Only the lines that hold "this" should be in the answer, each copied from the data below.

=== MATERIAL PROVIDED ===
┏━━
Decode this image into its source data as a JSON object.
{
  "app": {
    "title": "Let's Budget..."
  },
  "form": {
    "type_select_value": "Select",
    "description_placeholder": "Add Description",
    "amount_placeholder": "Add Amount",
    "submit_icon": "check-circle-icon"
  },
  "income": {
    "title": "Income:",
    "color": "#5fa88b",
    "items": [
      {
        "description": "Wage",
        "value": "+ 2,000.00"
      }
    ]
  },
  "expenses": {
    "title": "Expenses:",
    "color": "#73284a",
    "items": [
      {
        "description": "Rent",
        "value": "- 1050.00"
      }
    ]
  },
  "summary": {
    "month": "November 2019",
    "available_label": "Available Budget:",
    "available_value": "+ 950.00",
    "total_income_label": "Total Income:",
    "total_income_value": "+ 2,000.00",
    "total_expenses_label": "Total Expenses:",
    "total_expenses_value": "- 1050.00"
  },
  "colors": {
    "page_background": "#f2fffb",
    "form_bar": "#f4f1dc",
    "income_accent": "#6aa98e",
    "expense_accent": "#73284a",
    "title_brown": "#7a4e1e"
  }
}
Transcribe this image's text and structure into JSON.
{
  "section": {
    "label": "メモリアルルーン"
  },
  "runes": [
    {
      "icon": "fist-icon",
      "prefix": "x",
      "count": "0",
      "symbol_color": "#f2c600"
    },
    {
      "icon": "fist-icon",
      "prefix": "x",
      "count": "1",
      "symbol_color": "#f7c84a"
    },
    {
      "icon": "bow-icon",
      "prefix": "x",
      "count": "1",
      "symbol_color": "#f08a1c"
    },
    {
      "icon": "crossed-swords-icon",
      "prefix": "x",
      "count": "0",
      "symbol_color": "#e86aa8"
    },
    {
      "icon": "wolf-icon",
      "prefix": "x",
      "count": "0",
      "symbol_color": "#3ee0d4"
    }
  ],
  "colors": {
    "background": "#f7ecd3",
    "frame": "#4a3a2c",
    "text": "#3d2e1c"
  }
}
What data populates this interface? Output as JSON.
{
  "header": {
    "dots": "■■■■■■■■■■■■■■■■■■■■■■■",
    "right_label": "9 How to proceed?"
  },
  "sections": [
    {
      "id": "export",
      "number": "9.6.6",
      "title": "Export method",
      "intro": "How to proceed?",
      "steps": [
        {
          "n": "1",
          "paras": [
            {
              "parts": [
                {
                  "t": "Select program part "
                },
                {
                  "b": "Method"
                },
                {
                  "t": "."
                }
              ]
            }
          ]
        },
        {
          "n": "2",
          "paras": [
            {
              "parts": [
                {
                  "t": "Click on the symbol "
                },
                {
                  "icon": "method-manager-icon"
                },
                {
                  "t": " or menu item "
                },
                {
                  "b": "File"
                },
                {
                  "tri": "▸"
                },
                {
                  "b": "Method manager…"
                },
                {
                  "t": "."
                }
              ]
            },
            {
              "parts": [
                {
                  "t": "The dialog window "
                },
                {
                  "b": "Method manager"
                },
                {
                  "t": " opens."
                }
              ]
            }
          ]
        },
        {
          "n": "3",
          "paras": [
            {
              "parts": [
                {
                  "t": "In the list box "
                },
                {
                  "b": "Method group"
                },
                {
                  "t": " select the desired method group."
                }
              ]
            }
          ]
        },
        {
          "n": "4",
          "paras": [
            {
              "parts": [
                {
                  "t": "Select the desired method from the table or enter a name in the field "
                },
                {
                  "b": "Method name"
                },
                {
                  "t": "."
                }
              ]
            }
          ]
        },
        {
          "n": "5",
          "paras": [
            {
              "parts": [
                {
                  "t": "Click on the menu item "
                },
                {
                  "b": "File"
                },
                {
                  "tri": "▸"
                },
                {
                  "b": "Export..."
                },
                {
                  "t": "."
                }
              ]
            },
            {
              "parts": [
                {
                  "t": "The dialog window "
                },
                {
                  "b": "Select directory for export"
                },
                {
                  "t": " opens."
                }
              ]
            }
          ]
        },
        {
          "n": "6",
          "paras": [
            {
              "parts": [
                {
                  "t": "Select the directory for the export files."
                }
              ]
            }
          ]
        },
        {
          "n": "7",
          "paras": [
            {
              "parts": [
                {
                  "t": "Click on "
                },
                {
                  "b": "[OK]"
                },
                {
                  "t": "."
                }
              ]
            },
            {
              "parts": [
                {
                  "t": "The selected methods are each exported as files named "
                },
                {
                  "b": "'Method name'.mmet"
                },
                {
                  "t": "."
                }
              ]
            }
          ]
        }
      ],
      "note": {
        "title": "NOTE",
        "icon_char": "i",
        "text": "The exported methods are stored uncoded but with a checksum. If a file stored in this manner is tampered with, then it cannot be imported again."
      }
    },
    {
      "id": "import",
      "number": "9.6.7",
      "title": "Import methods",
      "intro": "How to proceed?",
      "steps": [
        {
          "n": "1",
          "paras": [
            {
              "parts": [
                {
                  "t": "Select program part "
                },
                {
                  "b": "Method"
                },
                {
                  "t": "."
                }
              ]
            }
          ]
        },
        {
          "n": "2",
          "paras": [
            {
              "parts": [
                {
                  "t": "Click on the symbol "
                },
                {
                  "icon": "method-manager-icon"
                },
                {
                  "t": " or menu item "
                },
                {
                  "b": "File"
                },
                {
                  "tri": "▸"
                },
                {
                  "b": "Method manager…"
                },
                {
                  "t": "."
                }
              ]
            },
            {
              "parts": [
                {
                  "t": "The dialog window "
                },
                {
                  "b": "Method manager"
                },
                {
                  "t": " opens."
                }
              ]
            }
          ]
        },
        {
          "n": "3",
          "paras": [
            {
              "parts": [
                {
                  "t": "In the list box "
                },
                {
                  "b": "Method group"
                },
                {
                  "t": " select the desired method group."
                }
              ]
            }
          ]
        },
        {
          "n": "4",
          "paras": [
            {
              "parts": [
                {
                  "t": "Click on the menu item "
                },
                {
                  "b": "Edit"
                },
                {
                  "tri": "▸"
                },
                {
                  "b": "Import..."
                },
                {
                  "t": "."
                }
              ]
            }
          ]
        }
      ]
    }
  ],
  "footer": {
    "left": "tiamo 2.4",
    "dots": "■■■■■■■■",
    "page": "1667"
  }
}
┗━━
=== WRITTEN SOLUTION ===
Decode this image into its source data as a JSON object.
Transcribe this image's text and structure into JSON.
What data populates this interface? Output as JSON.
        "text": "The exported methods are stored uncoded but with a checksum. If a file stored in this manner is tampered with, then it cannot be imported again."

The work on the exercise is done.